Pan­elists Joshua Sheffer, Diane Rosen­feld, Angela Red­dock, Mitch Crane and North­eastern law pro­fessor David Phillips, who acted as mod­er­ator, dis­cussed hazing at a panel Friday. Photo by David Leifer.

When it comes to exam­ining bul­lying among school-​​age chil­dren, David E. Sul­livan, the dis­trict attorney for Mass­a­chu­setts’ North­western Dis­trict, said it’s impos­sible to focus just on what hap­pens in the class­room and on the playground.

We have to look at cyber-​​bullying, and we have to look at what hap­pens on the school bus. The real threshold is if it is affecting a child’s ability to get an edu­ca­tion,” said Sul­livan, a keynote speaker at a sym­po­sium hosted by the North­eastern Uni­ver­sity Law Journal on Friday. Sullivan’s office inves­ti­gated and pros­e­cuted the case involving Phoebe Prince, the teenager who took her own life in 2010 after months of bul­lying from class­mates. The case drew global attention.

The day­long sym­po­sium — enti­tled “Pushed Too Far: The Evolving Legal Impli­ca­tions of School Bul­lying” — is the same topic that will be cov­ered in all arti­cles in this year’s edi­tion of the law journal.

We’re very dif­ferent from the more tra­di­tional legal jour­nals, which take arti­cles on any topic,” said law stu­dent David Swanson, who with fellow stu­dent Jonathan Cohen edited the sym­po­sium. “Every year we choose a single topic for our issue, and we aim for it to be some­thing impor­tant in the public eye.”

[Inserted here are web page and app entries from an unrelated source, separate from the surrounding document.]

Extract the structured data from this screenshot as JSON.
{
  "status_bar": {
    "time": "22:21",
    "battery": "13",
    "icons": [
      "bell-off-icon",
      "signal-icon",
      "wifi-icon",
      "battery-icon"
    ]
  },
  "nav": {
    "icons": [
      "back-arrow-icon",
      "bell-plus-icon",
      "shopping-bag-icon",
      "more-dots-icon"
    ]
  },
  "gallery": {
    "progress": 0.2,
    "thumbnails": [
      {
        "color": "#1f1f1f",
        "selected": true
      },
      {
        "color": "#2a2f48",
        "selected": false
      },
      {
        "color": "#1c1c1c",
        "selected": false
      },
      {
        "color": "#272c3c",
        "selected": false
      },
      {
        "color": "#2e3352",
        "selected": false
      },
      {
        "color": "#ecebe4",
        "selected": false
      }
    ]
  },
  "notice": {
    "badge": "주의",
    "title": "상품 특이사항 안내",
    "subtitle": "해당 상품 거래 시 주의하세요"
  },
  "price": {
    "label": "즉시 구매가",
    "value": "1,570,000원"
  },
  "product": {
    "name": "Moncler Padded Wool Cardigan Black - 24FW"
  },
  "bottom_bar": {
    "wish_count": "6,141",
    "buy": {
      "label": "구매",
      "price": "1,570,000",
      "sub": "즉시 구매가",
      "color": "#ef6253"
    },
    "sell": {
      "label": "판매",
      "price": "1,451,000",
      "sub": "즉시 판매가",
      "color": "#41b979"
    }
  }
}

The event, held in Dockser Hall, drew a mix of law stu­dents, lawyers, pro­fes­sors and school admin­is­tra­tors and focused on issues including antibul­lying leg­is­la­tion, crim­inal pros­e­cu­tion of bul­lies and cyber­bul­lying and the First Amendment.

Atten­dees also addressed the topic of hazing on col­lege campuses.

These aren’t crimes where people set out to hurt some­body,” said Mitch Crane, a lawyer and former judge who gives sem­i­nars on hazing, date rape and sexual assault. “In fact, the oppo­site is usu­ally true — these are cases where people want to trust and belong to a group and some­thing goes ter­ribly wrong.”

Though many national stu­dent orga­ni­za­tions have strict poli­cies against hazing, indi­vidual chap­ters often over­look or bla­tantly ignore those rules, said Angela Red­dock, a Los Angeles lawyer who has suc­cess­fully lit­i­gated sev­eral promi­nent hazing lawsuits.

At the crux of all of this is the inter­sec­tion of poli­cies and prac­tices,” Red­dock said. “Even with these poli­cies, there is often an under­ground process you have to go through so you aren’t called a ‘paper member’ [of an orga­ni­za­tion on a col­lege campus] but are a real member.”

Diane Rosen­feld, who teaches courses on gender vio­lence at Har­vard Law School, said indi­vid­uals must step up and resist com­pla­cency in order to pre­vent bul­lying, hazing and other harassment.

Each of us has a very impor­tant role in inter­vening,” Rosen­feld said. “This cul­ture is not pos­sible unless you have people thinking they cannot do any­thing to stop it, and you have the power to make real change.”